The first of these certain gifts that Joy brought home from her store, and placed where Jay would find it Christmas morning, is pictured here. When Jay found it he gave his mother a kiss. 
What are the two two-word phrases that describe Joy on the days leading up to Thanksgiving and Christmans, respectively? Why did Jay give his mother a kiss?  

Every Friday at Joseph Young’s Puzzleria! we publish a new menu of fresh word puzzles, number puzzles, logic puzzles, puzzles of all varieties and flavors. We cater to cravers of scrumptious puzzles!

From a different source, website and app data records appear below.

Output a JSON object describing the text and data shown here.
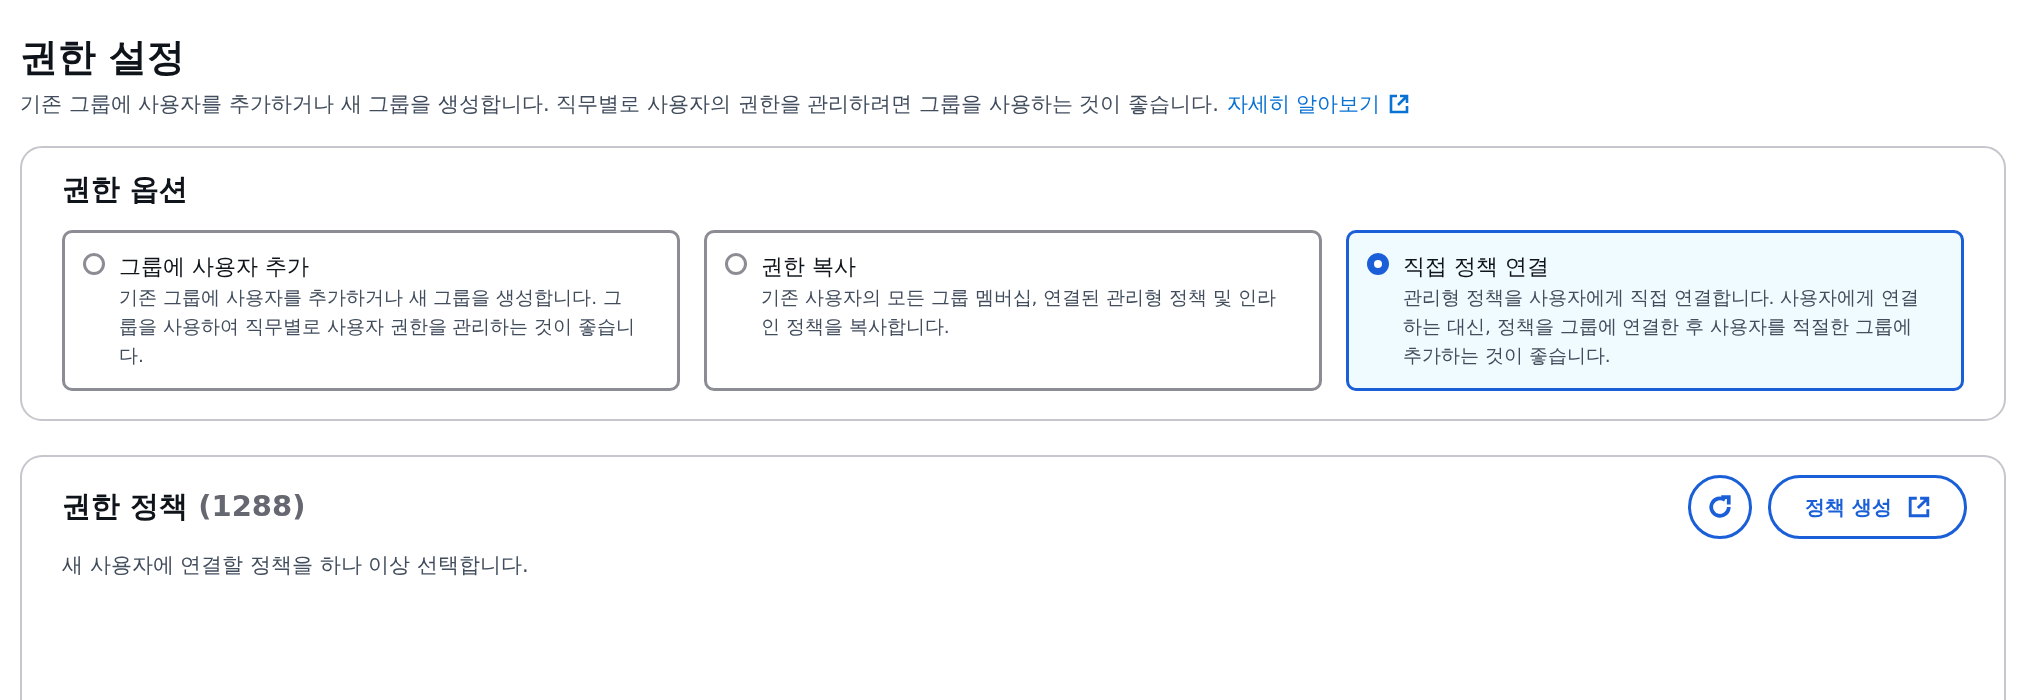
{
  "header": {
    "title": "권한 설정",
    "description": "기존 그룹에 사용자를 추가하거나 새 그룹을 생성합니다. 직무별로 사용자의 권한을 관리하려면 그룹을 사용하는 것이 좋습니다.",
    "link": "자세히 알아보기"
  },
  "permission_options": {
    "title": "권한 옵션",
    "options": [
      {
        "label": "그룹에 사용자 추가",
        "description": "기존 그룹에 사용자를 추가하거나 새 그룹을 생성합니다. 그룹을 사용하여 직무별로 사용자 권한을 관리하는 것이 좋습니다.",
        "selected": false
      },
      {
        "label": "권한 복사",
        "description": "기존 사용자의 모든 그룹 멤버십, 연결된 관리형 정책 및 인라인 정책을 복사합니다.",
        "selected": false
      },
      {
        "label": "직접 정책 연결",
        "description": "관리형 정책을 사용자에게 직접 연결합니다. 사용자에게 연결하는 대신, 정책을 그룹에 연결한 후 사용자를 적절한 그룹에 추가하는 것이 좋습니다.",
        "selected": true
      }
    ]
  },
  "policies": {
    "title": "권한 정책",
    "count": "(1288)",
    "description": "새 사용자에 연결할 정책을 하나 이상 선택합니다.",
    "create_button": "정책 생성"
  }
}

Our master chef, Grecian gourmet puzzle-creator Lego Lambda, blends and bakes up mysterious (and sometimes questionable) toppings and spices (such as alphabet soup, Mobius bacon strips, diced snake eyes, cubed radishes, “hominym” grits, anagraham crackers, rhyme thyme and sage sprinklings.)


Please post your comments below. Feel free also to post clever and subtle hints that do not give the puzzle answers away. Please wait until after 3 p.m. Eastern Time on Wednesdays to post your answers and explain your hints about the puzzles. We serve up at least one fresh puzzle every Friday.

We invite you to make it a habit to “Meet at Joe’s!” If you enjoy our weekly puzzle party, please tell your friends about Joseph Young’s Puzzleria! Thank you.